The following article was written by wicker furniture restoration expert, author, and certified wicker furniture appraiser, Richard Saunders for the Five Year Anniversary issue of my newsletter, Wicker Woman’s Weavings.
And except for updating how many years Richard’s been an appraiser and updating his current contact information, this is the article graciously written for my published newsletter and sent to 784 subscribers through Yahoo Groups in November 2004.
Just as a side note: I quit writing the monthly newsletter in the summer of 2007 after eight years of publication, in lieu of blogging.
A QUESTION OF VALUE: APPRAISING YOUR ANTIQUE WICKER FURNITURE
by Richard Saunders
I’ve been appraising antique wicker furniture for over twenty-five years now and the question I’m most often faced with is “How do I know when to call in a professional appraiser?”
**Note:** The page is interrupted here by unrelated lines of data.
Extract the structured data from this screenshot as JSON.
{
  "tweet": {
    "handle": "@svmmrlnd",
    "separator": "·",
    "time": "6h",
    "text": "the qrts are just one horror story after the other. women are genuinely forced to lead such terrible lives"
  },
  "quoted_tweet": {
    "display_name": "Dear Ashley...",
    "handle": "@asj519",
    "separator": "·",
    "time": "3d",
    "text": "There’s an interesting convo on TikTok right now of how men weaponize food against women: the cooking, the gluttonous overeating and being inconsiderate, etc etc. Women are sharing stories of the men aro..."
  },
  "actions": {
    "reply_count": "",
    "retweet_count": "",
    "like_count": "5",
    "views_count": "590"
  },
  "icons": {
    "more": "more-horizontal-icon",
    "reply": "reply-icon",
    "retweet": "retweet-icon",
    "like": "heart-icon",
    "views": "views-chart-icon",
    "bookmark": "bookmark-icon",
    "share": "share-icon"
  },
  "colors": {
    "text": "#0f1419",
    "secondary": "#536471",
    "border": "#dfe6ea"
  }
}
The answer depends on the reason you are trying to determine the value of a given piece or an entire collection. If you are simply trying to get a “ballpark” estimate on a piece you can do some research on your own to find the current FAIR MARKET VALUE by searching through price guides, going to auctions, attending antique shows and doing comparable searching online. You can usually find a comparable piece (similar age, design and condition) on which to gauge your value estimate.
However, if you need a written appraisal that will stand up as a dependable legal document you will have to hire a professional with experience in this specialized field. Certified appraisers can help you determine the value of your wicker pieces on any of the following criteria:
FAIR MARKET VALUE: The most common type of appraisal, this is the price at which the property would change hands between “a willing buyer and a willing seller, neither being under any compulsion to buy or sell and both parties having a reasonable knowledge of relevant facts.” Fair Market value is also used for family division and divorce cases.
REPLACEMENT VALUE: Basically, this is an evaluation for insurance purposes. It is the amount it would cost to replace a lost or stolen item of like value. Since antique wicker pieces are often unique as to finish, condition, design, age and manufacturer, “replacement value” tends to run high as it takes into account the work involved in tracking down something similar to the piece you want to replace.
ESTIMATED VALUE: This is what you’ll need if you’re buying or selling a piece at auction. The pre-auction estimate is an informal appraisal with the limited use of conveying to both the potential buyer and seller the range of value that an item can reasonably be expected to bring in normal circumstances. It is similar to a Fair
Market valuation but it will take into account local conditions such as the time and location of the proposed sale. These values are often verbal and are not accepted by either insurance companies or the IRS.
LIQUIDATION VALUE: In rare situations such as personal bankruptcy, one might need a Liquidation value in order to dispose of personal property immediately. In this unfortunate circumstance the evaluation would almost always be the lowest determinable value, often half of the Fair Market value.
Professional appraisals should include the following:
– Statement of purpose (Fair Market value; Replacement value; etc.)
– Description of the object (including dimensions, condition, notations on any repair, materials used in the construction, manufacturer’s labels and design).
– Summary of the appraiser’s qualifications
– Statement of Value
– Statement of Disinterest (confirmation that the appraiser has no present or contemplated future financial interest in the piece in question).
– Date of Valuation
– Photographs of the Item
– Signature of the Appraiser
A qualified appraiser can help you protect the value of what you own by determining its true value on today’s antiques market. An appraiser can also determine if your wicker pieces have been affected by inflation or recent changes in the market.
Insurance, resale, estate planning, moving damage, loss by fire or theft, divorce litigation there are many reasons why you may need to know the present value of a single piece of wicker or an entire collection.
Contact Richard for your next wicker furniture appraisal through WickerWoman.com in the Furniture Repair Directory-Wicker Experts section and tell him you read this article reprinted here on the Weavin’ Wicker Woman’s Blog!